A specimen of the botany of New Holland/Embothrium sericeum

Embothrium sericeum (Sowerby).jpg

EMBOTHRIUM sericeum.

Silky Embothrium.


Spec. Char. E. foliis ternatis integerrimis revolutis subtus sericeis, spica recurva, fructu tuberculato glabro.
Leaves ternate, entire, revolute, silky beneath. Spike recurved. Fruit tuberculated, not downy.

THIS shrub is said to form a bush four to five feet in height. Our knowledge of it is entirely from dried specimens and drawing, for it has not yet been raised from any seeds brought to Europe. In New South Wales it should seem to be not uncommon, flowering in October.

The root is perennial, thick and woody. Stem very much branched even from the bottom, round, the younger branches angular, and clothed with fine silky down, as are likewise the flower-stalks, corollæ, and backs of the leaves. The leaves are for the most part ternate, covering the branches without any order, nearly sessile, the uppermost, or those which grow on the weaker branches, being simple. Their form is mostly elliptical, sometimes linear, always tipped with a minute very sharp point, entire, revolute, three-nerved, and veiny, the lateral nerves running in a very peculiar manner very near the margin and along the sharp edge made by its being turned in; upper surface bright green, smooth, and naked. Stipulæ none. Spikes terminal, solitary, short and dense, recurved, simple. Flowers on shortish, alternate, solitary, simple footstalks, all directed upwards, without bracteæ or involucra. Corolla rose-coloured, silky without, clothed partly with very dense erect hairs within, and split about half way down into four segments. Antheræ small, yellowish, sessile in the hollow tips of the corolla, as in other species of this genus. Germen oval, green; style smooth, red; stigma hemisphærical, smooth. Follicle oval, black, tuberculated, destitute of hair or down, brown within. Seeds two, flattish, attached by a very short wing to the upper end of the follicle.

There are three very remarkable varieties of this species, viz.

α minor. This is its most frequent appearance, and is what we have principally represented in the figure. β major. In all its parts twice as large, and somewhat less silky.

γ angustifolia.

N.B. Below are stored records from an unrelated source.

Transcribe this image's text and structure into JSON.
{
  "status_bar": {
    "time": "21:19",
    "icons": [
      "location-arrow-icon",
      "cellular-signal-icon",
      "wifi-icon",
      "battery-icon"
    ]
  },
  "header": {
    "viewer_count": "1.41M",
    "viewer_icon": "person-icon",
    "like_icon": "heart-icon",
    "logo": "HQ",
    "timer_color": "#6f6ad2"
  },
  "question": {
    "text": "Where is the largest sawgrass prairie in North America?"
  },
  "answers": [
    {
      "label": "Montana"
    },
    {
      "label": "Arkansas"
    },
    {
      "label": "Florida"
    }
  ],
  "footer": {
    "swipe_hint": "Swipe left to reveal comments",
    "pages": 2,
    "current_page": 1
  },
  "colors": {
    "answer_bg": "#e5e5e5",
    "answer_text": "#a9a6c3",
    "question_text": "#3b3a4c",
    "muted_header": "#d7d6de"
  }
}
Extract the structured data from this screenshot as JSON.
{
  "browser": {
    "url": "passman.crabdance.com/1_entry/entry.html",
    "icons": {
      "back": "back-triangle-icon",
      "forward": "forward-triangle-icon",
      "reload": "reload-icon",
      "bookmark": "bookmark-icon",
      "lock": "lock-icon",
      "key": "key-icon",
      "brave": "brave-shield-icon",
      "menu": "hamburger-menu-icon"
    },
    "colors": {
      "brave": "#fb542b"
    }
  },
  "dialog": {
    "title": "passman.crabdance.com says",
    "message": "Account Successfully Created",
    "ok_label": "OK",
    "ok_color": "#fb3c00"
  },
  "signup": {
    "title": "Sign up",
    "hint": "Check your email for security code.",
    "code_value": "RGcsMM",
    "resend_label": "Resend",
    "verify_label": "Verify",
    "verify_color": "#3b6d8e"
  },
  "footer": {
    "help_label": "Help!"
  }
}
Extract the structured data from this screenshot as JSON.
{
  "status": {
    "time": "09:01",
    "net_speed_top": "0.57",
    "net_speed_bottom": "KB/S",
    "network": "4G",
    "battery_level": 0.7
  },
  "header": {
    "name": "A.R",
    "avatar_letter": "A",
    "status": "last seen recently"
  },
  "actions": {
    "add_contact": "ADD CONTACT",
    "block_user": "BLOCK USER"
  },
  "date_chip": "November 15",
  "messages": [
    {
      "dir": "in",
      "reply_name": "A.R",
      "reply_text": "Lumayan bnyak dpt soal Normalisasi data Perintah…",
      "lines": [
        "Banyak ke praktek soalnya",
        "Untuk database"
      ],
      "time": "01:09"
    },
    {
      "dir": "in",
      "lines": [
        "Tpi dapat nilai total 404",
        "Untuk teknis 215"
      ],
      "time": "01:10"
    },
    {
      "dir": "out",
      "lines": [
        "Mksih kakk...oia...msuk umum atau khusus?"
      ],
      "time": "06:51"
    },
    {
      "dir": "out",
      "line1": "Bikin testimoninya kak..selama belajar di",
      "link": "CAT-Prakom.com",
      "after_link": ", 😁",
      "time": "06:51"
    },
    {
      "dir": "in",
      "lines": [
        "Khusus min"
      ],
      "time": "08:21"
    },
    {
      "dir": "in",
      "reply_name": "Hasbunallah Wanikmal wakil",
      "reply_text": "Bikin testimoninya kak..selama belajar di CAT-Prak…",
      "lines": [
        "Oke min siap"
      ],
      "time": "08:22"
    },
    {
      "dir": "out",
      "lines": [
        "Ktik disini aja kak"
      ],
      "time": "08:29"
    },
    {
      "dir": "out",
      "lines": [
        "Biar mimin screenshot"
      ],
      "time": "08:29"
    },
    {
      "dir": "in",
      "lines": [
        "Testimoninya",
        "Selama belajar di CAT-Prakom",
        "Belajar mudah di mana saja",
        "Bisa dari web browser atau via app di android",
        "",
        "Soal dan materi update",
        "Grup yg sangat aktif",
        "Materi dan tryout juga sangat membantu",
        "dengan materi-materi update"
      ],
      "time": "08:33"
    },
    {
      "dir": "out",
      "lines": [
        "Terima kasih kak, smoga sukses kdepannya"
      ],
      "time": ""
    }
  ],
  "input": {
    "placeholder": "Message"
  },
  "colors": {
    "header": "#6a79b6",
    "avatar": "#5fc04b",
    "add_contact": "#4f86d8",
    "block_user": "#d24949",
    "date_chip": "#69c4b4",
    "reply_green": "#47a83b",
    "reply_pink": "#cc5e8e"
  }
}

With very long and linear leaves, and flowers like var. α.

From the most attentive consideration it appears these, however different in appearance and even in the figure of their leaves, are really not specifically distinct.}}


1. A branch of var. α 2. A Flower. 3. Half-ripe Fruit. 4. A Seed. 5. Leaves of var. β. 6. Ditto of γ.